- hepatitis C antivirals (e.g., glecaprevir and pibrentasvir, ledipasvir, sofosbuvir, velpatasvir, voxilaprevir)
- HIV protease inhibitors (e.g., atazanavir, darunavir, lopinavir, ritonavir)
- monoamine oxidase inhibitors (MAOIs; e.g., moclobemide, phenelzine, rasagiline, selegiline, tranylcypromine)
- other diabetes medications (e.g., glyburide, insulin, repaglinide)
- other GLP-1 receptor agonists
- progestins (e.g., cyproterone, desogestrel, levonorgestrel, medroxyprogesterone)
- quinolone antibiotics (e.g., ciprofloxacin, levofloxacin, moxifloxacin, norfloxacin)
- salicylates (e.g., acetylsalicylic acid, bismuth subsalicylate)
- selective serotonin reuptake inhibitors (SSRIs; e.g., citalopram, fluoxetine, paroxetine, sertraline, vortioxetine)

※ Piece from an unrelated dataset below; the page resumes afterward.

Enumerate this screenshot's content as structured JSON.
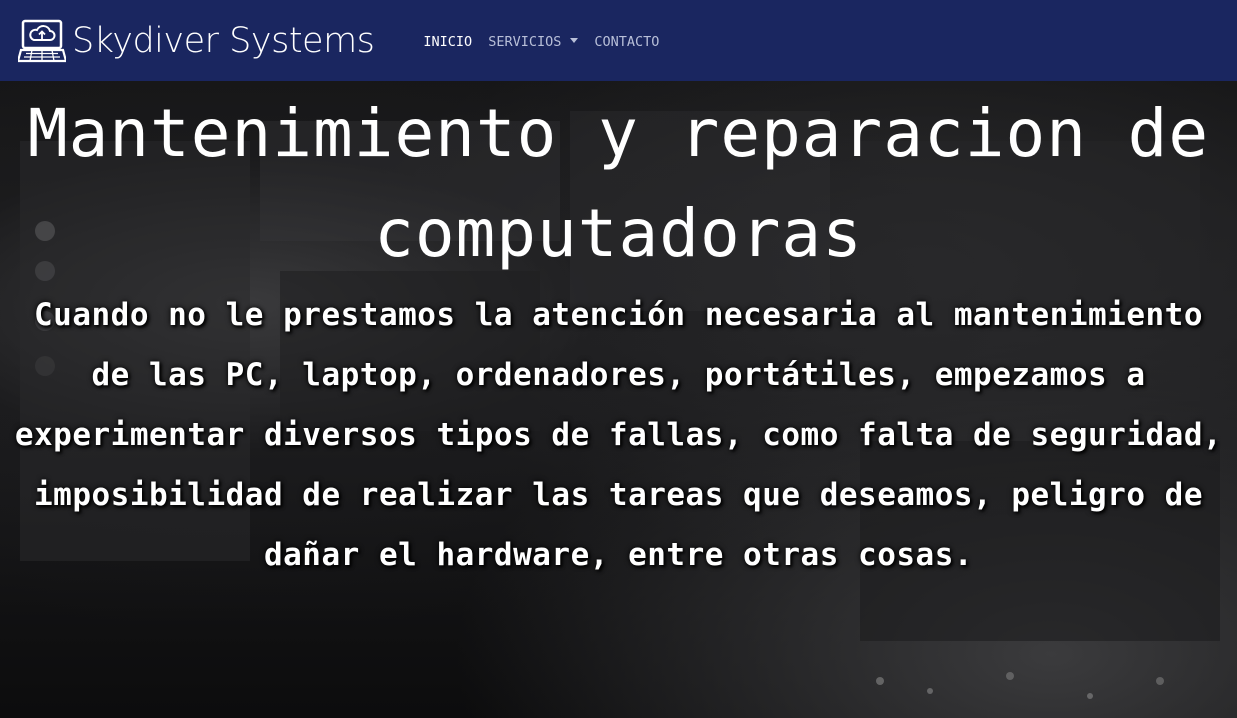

- somatostatin-like medications (e.g., lanreotide, octreotide, pasireotide)
If you are taking any of these medications, speak with your doctor or pharmacist. Depending on your specific circumstances, your doctor may want you to:
- stop taking one of the medications,
- change one of the medications to another,
- change how you are taking one or both of the medications, or
- leave everything as is.
An interaction between two medications does not always mean that you must stop taking one of them. Speak to your doctor about how any drug interactions are being managed or should be managed.
Medications other than those listed above may interact with this medication. Tell your doctor or prescriber about all prescription, over-the-counter (non-prescription), and herbal medications you are taking. Also tell them about any supplements you take. Since caffeine, alcohol, the nicotine from cigarettes, or street drugs can affect the action of many medications, you should let your prescriber know if you use them.
All material copyright MediResource Inc. 1996 – 2023. Terms and conditions of use. The contents herein are for informational purposes only. Always seek the advice of your physician or other qualified health provider with any questions you may have regarding a medical condition. Source: www.medbroadcast.com/drug/getdrug/Trulicity